Try it: Where "Schedule" occurs in a line of the entries below, copy that line.

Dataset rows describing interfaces
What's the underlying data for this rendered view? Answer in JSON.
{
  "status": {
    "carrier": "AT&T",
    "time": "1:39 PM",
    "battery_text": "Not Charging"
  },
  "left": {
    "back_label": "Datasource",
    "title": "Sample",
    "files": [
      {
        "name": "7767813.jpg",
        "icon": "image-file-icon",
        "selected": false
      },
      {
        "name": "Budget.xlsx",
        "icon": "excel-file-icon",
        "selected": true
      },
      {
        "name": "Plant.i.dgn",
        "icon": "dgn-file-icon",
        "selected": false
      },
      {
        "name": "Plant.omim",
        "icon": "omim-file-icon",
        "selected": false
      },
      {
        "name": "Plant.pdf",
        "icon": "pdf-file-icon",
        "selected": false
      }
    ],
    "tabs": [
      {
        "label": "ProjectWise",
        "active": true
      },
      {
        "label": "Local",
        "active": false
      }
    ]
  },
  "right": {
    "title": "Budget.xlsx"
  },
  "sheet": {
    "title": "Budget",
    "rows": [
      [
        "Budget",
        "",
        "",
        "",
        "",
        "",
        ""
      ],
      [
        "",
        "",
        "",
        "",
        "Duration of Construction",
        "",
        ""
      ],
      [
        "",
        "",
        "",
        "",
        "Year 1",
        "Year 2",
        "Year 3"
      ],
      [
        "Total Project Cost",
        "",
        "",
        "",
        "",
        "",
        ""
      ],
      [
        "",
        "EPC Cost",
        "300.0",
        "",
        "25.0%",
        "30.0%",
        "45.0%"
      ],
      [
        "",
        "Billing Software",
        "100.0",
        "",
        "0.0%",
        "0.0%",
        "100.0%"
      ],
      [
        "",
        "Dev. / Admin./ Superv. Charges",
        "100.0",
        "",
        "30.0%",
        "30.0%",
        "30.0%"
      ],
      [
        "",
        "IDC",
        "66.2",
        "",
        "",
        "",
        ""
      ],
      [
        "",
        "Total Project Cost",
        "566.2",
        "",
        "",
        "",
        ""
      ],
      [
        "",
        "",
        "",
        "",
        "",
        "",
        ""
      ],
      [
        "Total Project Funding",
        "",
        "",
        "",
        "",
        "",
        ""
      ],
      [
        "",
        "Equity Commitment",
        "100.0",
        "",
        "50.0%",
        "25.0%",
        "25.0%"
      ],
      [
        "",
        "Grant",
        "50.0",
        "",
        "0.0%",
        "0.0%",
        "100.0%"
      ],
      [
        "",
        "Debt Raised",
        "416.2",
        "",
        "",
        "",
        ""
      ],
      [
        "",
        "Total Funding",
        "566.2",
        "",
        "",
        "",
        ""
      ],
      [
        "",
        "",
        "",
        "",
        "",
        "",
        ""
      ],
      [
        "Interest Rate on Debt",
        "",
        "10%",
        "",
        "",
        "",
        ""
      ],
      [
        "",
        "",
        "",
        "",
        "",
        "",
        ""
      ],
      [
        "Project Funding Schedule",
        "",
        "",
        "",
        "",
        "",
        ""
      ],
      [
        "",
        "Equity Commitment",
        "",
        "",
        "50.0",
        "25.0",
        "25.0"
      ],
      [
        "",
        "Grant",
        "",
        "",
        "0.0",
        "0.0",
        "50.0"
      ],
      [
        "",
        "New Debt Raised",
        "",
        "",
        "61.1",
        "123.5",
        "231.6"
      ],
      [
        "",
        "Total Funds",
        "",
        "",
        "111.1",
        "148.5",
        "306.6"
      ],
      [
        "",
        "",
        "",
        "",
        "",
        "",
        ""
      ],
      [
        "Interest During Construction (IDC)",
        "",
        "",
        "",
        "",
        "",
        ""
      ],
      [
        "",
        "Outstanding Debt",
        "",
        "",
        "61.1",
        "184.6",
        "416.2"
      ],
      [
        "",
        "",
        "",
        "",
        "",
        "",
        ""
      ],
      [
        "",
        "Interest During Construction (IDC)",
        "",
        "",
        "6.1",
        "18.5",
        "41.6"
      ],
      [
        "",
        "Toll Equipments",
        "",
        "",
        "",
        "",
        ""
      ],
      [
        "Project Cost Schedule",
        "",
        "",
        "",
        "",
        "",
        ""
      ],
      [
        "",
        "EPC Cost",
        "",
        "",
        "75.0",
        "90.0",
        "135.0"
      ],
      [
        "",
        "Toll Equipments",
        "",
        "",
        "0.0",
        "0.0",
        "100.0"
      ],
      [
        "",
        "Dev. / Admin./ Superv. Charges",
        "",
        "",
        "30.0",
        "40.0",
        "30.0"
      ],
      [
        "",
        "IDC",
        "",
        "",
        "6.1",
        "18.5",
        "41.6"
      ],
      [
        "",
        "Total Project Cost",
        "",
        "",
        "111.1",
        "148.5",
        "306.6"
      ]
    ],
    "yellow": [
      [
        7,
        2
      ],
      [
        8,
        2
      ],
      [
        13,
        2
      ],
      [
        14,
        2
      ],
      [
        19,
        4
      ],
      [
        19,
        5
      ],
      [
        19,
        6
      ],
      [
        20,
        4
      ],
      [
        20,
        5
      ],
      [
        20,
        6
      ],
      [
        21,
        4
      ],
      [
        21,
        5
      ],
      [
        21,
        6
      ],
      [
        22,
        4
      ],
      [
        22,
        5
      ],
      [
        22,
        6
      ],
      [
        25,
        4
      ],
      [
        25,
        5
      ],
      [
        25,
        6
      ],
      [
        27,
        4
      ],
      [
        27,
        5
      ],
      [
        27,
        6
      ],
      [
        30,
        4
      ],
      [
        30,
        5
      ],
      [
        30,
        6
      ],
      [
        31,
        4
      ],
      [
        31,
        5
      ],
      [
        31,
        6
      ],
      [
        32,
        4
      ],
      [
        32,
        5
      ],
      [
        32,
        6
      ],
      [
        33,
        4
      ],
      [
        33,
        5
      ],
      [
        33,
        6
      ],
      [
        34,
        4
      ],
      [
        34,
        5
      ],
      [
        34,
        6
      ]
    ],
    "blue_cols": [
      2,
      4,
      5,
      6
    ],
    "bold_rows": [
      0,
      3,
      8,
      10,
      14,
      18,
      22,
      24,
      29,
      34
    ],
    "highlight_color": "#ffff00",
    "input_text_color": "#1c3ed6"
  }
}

Answer to the problem:
        "Project Funding Schedule",
        "Project Cost Schedule",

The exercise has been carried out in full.